● Try it
Lines with "title" in them are to be located in the listing below and copied.

-------- Records for processing

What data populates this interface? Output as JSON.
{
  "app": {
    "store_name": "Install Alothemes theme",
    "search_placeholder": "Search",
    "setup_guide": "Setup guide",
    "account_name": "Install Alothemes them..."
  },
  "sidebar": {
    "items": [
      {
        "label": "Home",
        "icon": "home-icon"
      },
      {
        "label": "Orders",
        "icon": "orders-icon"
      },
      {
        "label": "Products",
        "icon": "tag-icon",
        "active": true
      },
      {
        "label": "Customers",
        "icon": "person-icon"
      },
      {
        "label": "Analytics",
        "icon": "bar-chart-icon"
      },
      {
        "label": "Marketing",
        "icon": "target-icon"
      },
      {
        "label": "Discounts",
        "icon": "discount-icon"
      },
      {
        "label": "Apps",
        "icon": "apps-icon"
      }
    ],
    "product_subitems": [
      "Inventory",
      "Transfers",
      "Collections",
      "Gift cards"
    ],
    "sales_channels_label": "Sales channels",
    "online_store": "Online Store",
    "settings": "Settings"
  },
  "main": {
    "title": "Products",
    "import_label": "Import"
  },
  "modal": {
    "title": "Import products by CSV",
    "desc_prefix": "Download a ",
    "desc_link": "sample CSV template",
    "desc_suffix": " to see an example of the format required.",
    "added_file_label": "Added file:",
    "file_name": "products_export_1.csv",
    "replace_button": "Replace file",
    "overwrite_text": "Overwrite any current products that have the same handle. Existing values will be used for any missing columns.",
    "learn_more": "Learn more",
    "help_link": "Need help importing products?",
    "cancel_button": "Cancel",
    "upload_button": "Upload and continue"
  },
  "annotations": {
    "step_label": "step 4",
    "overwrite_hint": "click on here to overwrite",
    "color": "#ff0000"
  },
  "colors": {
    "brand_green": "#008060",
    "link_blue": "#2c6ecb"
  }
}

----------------
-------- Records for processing

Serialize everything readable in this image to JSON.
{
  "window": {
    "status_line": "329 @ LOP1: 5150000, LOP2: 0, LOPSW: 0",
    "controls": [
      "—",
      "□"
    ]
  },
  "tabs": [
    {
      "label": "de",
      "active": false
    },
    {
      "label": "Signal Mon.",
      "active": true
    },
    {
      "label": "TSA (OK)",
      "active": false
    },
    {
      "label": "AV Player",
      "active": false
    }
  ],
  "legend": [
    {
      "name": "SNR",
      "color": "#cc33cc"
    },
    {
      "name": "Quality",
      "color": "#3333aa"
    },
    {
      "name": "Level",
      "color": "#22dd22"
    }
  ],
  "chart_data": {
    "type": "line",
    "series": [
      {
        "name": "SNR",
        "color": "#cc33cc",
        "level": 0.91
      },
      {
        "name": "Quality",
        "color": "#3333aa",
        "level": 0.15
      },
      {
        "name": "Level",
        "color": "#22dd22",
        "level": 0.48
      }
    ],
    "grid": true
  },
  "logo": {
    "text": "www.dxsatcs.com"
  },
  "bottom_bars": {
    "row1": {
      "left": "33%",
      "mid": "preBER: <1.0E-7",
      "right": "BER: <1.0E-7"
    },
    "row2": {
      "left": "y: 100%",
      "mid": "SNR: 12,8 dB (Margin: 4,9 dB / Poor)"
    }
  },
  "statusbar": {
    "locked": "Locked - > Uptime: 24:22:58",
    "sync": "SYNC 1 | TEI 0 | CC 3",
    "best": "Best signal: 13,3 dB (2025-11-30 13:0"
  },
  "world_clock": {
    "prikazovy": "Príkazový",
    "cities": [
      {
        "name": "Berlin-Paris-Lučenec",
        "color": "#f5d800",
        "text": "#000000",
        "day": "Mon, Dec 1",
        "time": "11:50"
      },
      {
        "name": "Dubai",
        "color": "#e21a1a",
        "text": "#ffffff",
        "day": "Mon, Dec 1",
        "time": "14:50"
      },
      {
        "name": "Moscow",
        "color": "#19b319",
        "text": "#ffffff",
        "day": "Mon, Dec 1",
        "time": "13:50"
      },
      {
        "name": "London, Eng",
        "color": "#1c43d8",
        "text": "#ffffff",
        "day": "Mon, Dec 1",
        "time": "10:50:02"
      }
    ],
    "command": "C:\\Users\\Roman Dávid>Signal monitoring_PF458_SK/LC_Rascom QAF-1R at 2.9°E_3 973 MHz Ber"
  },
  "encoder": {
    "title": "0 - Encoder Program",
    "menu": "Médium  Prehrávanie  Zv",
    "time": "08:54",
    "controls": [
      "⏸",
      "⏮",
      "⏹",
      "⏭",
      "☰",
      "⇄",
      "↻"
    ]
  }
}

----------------

● Response below
    "title": "Products",
    "title": "Import products by CSV",
    "title": "0 - Encoder Program",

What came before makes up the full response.